At the early morning coffee shop, the other day, I was yarning with a young man named Ronnie, a man 25 years my junior, who asked this question: “How long did it take my grandfather Robbie to shoe oxen? Fifteen minutes?”
A very good question and he had asked it to the right person to boot. I knew his grandfather Robbie well and still have great memories of him “shoeing” oxen in the 1950s.
Robbie was one of my grandfather’s pals, and his little blacksmith shop, however humble a building it might have been, was no more than a stone’s throw from my house. The small building had been a woodcutter’s shanty on Great Pubnico lake road and, after the second World War, it was hauled to Robbie’s property. There, he set up a small hand-cranked, fan-driven forge where he made ox shoes and other things that blacksmiths did in those days.
He also installed an ox-shoeing sling. Unlike horses that can stand on three legs, an ox needs to be hoisted up on a heavy canvas sling for the smith to tack on some shoes. Because an ox has cloven hooves, a pair of shoes is needed for each hoof, or eight per animal. Unless the shoe nails hits any quick, the ox will find this painless.

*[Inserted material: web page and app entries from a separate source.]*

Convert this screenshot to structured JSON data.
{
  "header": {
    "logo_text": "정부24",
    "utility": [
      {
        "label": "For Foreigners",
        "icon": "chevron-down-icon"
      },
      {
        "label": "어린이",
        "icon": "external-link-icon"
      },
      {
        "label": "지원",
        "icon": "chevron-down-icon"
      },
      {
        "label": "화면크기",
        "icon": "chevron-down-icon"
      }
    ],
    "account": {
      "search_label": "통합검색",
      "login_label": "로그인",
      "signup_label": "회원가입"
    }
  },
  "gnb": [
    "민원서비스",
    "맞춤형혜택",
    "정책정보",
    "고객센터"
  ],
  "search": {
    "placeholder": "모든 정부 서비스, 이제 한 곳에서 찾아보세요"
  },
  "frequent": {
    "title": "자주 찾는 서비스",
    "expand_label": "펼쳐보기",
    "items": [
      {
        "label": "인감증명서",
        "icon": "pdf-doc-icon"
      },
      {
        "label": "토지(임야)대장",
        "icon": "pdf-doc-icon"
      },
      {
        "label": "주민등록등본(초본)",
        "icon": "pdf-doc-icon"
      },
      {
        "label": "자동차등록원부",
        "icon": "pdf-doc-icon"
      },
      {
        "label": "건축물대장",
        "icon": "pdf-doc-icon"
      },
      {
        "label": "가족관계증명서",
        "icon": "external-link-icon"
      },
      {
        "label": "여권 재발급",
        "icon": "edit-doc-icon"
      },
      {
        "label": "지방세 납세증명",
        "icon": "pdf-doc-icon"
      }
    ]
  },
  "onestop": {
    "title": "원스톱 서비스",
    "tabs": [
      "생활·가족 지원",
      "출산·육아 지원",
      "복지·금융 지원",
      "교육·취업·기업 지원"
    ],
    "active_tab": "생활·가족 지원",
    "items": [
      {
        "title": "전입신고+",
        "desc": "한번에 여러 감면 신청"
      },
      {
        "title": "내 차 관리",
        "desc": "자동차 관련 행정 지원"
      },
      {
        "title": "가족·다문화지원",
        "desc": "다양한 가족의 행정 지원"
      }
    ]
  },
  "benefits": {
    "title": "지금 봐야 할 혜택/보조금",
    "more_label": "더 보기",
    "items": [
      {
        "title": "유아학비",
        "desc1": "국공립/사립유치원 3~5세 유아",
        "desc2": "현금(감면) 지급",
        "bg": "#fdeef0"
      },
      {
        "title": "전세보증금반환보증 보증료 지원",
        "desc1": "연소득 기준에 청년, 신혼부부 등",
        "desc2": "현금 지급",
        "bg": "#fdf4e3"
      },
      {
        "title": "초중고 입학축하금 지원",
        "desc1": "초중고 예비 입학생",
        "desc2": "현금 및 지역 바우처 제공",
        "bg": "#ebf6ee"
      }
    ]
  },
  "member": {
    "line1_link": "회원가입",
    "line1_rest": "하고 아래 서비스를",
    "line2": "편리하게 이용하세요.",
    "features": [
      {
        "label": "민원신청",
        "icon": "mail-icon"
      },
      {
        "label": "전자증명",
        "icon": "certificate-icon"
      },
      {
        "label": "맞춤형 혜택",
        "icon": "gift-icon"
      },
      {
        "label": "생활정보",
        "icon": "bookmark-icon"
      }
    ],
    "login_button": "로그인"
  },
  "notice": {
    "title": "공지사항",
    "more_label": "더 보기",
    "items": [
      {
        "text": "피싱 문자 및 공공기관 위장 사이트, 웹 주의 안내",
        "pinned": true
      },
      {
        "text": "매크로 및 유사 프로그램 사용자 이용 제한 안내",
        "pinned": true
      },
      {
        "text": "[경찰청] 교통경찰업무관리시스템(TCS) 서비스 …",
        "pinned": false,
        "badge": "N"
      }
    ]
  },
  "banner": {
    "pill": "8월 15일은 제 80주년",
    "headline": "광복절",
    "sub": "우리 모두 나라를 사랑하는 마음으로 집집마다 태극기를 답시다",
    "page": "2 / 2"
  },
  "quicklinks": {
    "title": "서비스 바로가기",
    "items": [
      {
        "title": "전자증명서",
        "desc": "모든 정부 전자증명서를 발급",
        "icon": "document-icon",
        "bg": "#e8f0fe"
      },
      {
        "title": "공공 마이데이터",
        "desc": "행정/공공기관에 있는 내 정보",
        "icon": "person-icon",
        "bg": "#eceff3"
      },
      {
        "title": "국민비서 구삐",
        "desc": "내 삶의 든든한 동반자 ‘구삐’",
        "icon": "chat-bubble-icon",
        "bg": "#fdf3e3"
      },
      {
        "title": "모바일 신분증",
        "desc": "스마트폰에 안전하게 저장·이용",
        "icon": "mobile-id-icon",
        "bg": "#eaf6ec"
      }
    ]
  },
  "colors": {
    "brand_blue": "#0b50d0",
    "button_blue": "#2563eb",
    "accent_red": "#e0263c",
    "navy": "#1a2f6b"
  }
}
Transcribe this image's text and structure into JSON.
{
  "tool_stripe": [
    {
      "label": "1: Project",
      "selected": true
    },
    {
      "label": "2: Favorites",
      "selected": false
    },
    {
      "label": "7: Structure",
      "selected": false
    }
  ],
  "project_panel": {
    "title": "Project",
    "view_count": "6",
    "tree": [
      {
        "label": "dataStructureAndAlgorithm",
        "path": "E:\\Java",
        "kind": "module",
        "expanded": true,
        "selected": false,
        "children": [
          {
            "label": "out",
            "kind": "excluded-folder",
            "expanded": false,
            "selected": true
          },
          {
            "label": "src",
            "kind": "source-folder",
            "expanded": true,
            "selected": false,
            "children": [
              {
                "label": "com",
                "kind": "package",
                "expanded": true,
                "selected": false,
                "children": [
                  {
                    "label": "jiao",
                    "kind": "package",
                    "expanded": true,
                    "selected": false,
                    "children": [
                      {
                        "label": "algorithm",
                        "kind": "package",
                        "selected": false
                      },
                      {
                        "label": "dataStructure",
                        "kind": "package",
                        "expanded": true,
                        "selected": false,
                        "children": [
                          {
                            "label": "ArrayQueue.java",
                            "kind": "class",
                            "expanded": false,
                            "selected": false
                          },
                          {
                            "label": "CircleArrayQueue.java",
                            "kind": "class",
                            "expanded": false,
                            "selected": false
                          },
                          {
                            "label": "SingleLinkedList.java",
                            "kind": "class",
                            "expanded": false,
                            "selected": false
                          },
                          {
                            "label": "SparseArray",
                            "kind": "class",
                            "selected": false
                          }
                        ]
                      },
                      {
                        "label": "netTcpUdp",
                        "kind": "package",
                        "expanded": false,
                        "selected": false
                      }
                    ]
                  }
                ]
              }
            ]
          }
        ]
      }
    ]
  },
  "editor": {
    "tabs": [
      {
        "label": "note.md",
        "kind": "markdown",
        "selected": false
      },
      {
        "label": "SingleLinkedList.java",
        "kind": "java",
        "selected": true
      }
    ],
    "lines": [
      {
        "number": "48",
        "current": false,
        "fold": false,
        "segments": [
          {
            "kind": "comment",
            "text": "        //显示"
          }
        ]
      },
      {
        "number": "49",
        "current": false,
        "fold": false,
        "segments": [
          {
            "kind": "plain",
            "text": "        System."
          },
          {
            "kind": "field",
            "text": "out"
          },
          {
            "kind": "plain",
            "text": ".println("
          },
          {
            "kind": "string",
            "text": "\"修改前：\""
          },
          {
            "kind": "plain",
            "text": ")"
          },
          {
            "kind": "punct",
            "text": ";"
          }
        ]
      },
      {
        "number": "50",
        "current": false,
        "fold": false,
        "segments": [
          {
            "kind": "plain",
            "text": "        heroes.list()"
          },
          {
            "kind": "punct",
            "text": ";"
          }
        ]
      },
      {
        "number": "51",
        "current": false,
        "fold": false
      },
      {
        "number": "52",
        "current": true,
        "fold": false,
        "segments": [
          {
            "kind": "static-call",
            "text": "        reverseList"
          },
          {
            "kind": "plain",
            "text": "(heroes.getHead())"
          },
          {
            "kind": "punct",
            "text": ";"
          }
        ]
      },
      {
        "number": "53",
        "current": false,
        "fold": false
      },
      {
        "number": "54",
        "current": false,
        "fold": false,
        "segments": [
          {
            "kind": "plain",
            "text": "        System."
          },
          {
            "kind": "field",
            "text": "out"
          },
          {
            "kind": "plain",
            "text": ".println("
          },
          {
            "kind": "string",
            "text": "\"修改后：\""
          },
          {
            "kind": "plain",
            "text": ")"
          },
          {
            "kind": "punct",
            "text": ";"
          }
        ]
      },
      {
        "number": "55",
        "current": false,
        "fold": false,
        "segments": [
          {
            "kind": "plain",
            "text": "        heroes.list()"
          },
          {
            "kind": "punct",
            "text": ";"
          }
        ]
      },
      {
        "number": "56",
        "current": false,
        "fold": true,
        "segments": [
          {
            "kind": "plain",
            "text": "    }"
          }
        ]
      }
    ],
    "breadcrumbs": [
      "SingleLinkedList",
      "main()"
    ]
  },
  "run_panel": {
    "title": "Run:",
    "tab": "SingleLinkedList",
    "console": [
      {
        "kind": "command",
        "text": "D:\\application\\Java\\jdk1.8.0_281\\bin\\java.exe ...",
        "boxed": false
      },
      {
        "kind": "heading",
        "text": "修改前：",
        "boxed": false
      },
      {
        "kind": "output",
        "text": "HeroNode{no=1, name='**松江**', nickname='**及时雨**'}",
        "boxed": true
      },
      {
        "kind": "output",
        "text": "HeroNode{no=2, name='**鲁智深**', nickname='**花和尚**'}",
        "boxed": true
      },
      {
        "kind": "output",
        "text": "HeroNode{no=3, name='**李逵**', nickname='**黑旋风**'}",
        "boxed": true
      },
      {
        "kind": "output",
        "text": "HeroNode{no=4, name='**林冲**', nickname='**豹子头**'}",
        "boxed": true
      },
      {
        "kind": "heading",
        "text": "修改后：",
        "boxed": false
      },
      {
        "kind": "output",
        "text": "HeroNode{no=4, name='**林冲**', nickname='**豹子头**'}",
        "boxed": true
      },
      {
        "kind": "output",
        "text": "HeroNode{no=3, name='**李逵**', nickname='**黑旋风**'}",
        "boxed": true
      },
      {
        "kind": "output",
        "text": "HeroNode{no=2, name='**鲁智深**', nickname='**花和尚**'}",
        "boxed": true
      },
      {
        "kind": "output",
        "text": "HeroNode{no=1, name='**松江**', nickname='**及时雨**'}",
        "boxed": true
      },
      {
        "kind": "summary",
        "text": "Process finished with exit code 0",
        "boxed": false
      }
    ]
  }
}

The blacksmith shop had two doors, one for the ox, directly in line with the shoeing apparatus, where the animal would walk in as if it was just a normal stall. The side door was for the people, especially if you had to leave in a hurry, like when the village bull was having his “nails” done. The means of lifting the ox is accomplished by strong men turning a round wooden log-type thing, with the ox sling attached to it, until the animal no longer supported itself. Then, all four legs are tied to a shoeing stock for the farrier to do his work…not as painful as it seems.
Once the ox was secured, the smith would trim the hooves with a double-handled draw knife and clean them out with a wire brush. Then, he would file them flat with a special file for that purpose. The ox usually showed no discomfort and seldom moved as the metal shoes were nailed on, one at a time, until all eight were securely in place. The “shoe nails” were very pointed and sharp and what protruded on the side of the hoof was cut off and filed smooth, lots of filing was done so the ox would not scratch itself.
It usually took about an hour to do the job when all went well and the ox was not too ornery…oxen were usually tame and easy to manage. Horses were more nervous than oxen, perhaps the reason why the Acadian farmers preferred ox teams over horses to do their work.
Robbie, our smitty, did other things besides shoeing oxen; he also fixed wagon wheels, at least the metal parts. I have a long pry bar that Robbie made for me 40 years ago. Farm machinery often needed fixing and Robbie would reproduce crude-looking replacement parts that did the job. Fishermen often had hooks, gaffs, eyebolts and such that were made at the blacksmith shop.
One summer day that I remember well was when the village bull needed his “toe nails” done, a job few people would have volunteered to do. The old “Toro” did not wear shoes as oxen did, but his hooves had grown utterly out of shape and they could only be trimmed by securing him in the shoeing sling. Needless to say, this was easier said than done. Leonard d’Eon, who took care of the village bull, arrived with “Ol Jonathan” and the “service beast” had no intention of cooperating.
My friend Clifford and I were inside the blacksmith shop as Leonard was pulling on the nose ring to get the bull inside the building; other farmers were pushing to get him inside. All of a sudden, the bull changed his mind and bolted inside the building, this was when Clifford and I realized the importance of the side door, and we left no dust under our shoes in leaving the building. The poor bull never even saw us; his fighting spirit was gone as they lifted him on the sling and trimmed his nails.
This was in the mid-1950s and I have many, many memories of those days and of Robbie shoeing oxen. Oh! And to answer his grandson Ronnie’s question…No, he could not do it in 15 minutes, it always took a lot longer.